>>

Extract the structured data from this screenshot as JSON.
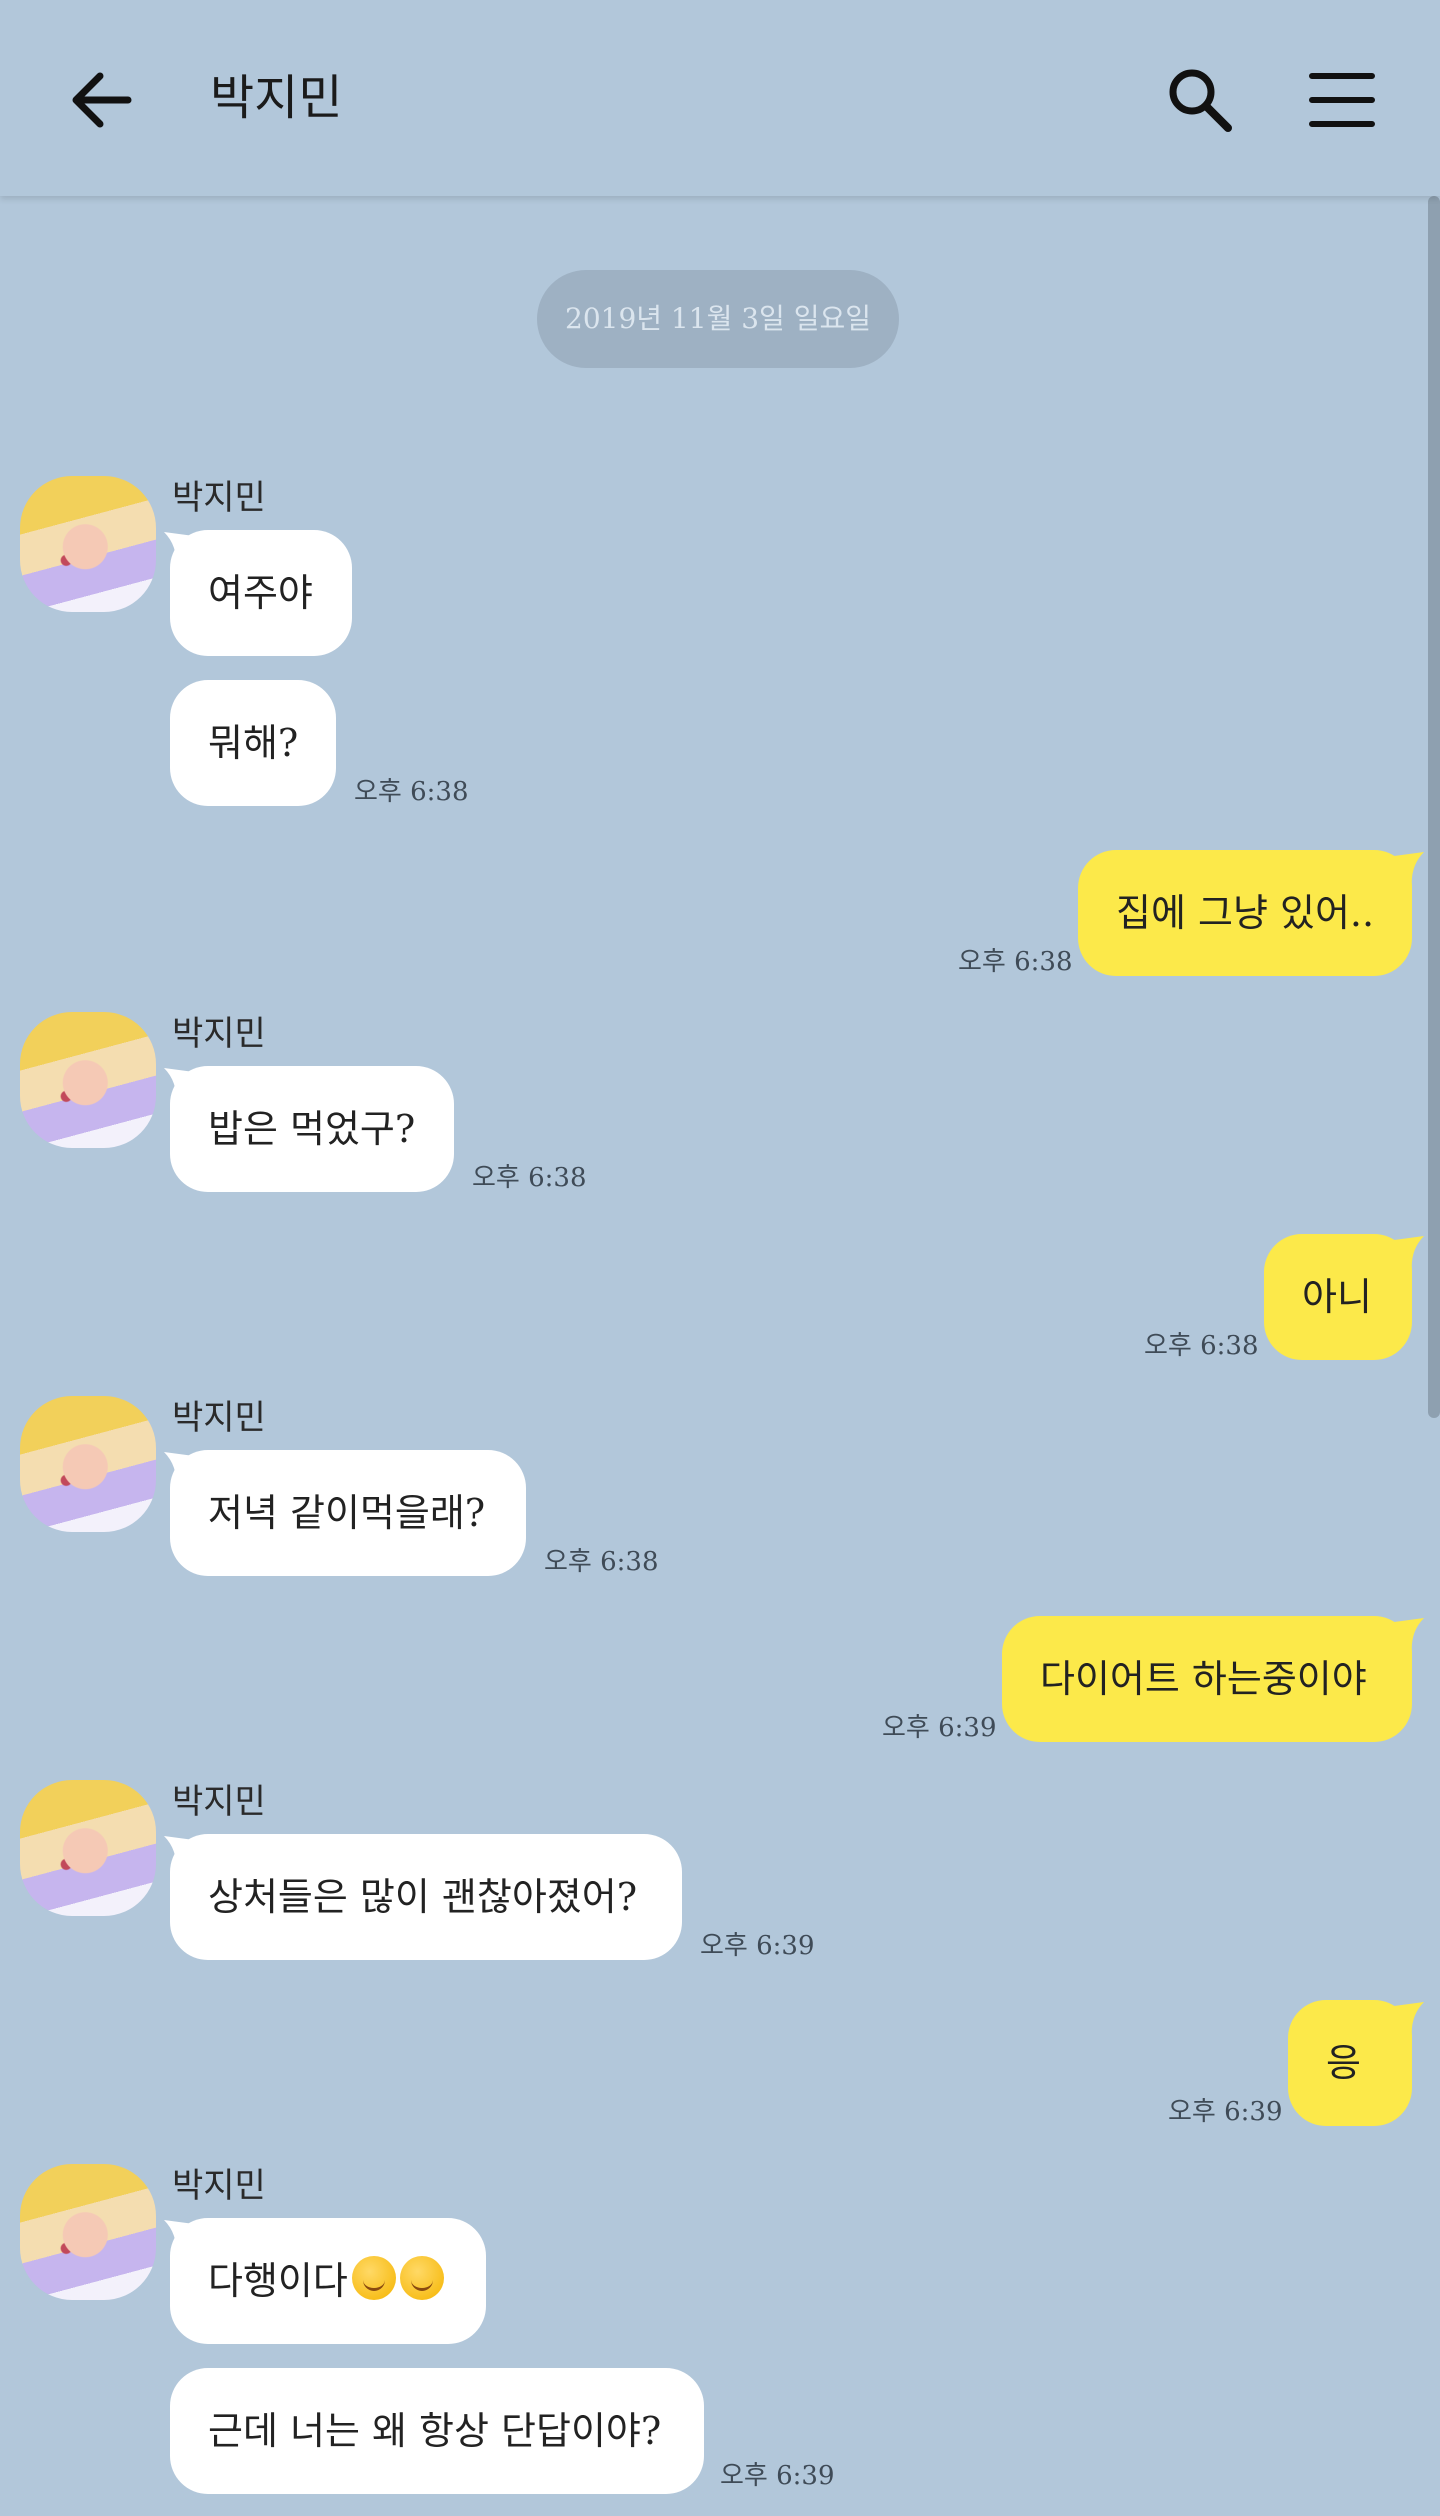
{
  "header": {
    "title": "박지민",
    "back_icon": "arrow-left-icon",
    "search_icon": "search-icon",
    "menu_icon": "hamburger-menu-icon"
  },
  "date_divider": "2019년 11월 3일 일요일",
  "sender_name": "박지민",
  "messages": [
    {
      "side": "in",
      "text": "여주야",
      "time": ""
    },
    {
      "side": "in",
      "text": "뭐해?",
      "time": "오후 6:38"
    },
    {
      "side": "out",
      "text": "집에 그냥 있어..",
      "time": "오후 6:38"
    },
    {
      "side": "in",
      "text": "밥은 먹었구?",
      "time": "오후 6:38"
    },
    {
      "side": "out",
      "text": "아니",
      "time": "오후 6:38"
    },
    {
      "side": "in",
      "text": "저녁 같이먹을래?",
      "time": "오후 6:38"
    },
    {
      "side": "out",
      "text": "다이어트 하는중이야",
      "time": "오후 6:39"
    },
    {
      "side": "in",
      "text": "상처들은 많이 괜찮아졌어?",
      "time": "오후 6:39"
    },
    {
      "side": "out",
      "text": "응",
      "time": "오후 6:39"
    },
    {
      "side": "in",
      "text": "다행이다",
      "emoji": [
        "smiling-face-emoji",
        "smiling-face-emoji"
      ],
      "time": ""
    },
    {
      "side": "in",
      "text": "근데 너는 왜 항상 단답이야?",
      "time": "오후 6:39"
    }
  ],
  "colors": {
    "background": "#b2c7da",
    "outgoing_bubble": "#fce94a",
    "incoming_bubble": "#ffffff",
    "date_pill": "#9eb1c3"
  }
}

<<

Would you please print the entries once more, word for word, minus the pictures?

RESPONSE AREA ▸
Extract the structured data from this screenshot as JSON.
{
  "header": {
    "title": "박지민",
    "back_icon": "arrow-left-icon",
    "search_icon": "search-icon",
    "menu_icon": "hamburger-menu-icon"
  },
  "date_divider": "2019년 11월 3일 일요일",
  "sender_name": "박지민",
  "messages": [
    {
      "side": "in",
      "text": "여주야",
      "time": ""
    },
    {
      "side": "in",
      "text": "뭐해?",
      "time": "오후 6:38"
    },
    {
      "side": "out",
      "text": "집에 그냥 있어..",
      "time": "오후 6:38"
    },
    {
      "side": "in",
      "text": "밥은 먹었구?",
      "time": "오후 6:38"
    },
    {
      "side": "out",
      "text": "아니",
      "time": "오후 6:38"
    },
    {
      "side": "in",
      "text": "저녁 같이먹을래?",
      "time": "오후 6:38"
    },
    {
      "side": "out",
      "text": "다이어트 하는중이야",
      "time": "오후 6:39"
    },
    {
      "side": "in",
      "text": "상처들은 많이 괜찮아졌어?",
      "time": "오후 6:39"
    },
    {
      "side": "out",
      "text": "응",
      "time": "오후 6:39"
    },
    {
      "side": "in",
      "text": "다행이다",
      "emoji": [
        "smiling-face-emoji",
        "smiling-face-emoji"
      ],
      "time": ""
    },
    {
      "side": "in",
      "text": "근데 너는 왜 항상 단답이야?",
      "time": "오후 6:39"
    }
  ],
  "colors": {
    "background": "#b2c7da",
    "outgoing_bubble": "#fce94a",
    "incoming_bubble": "#ffffff",
    "date_pill": "#9eb1c3"
  }
}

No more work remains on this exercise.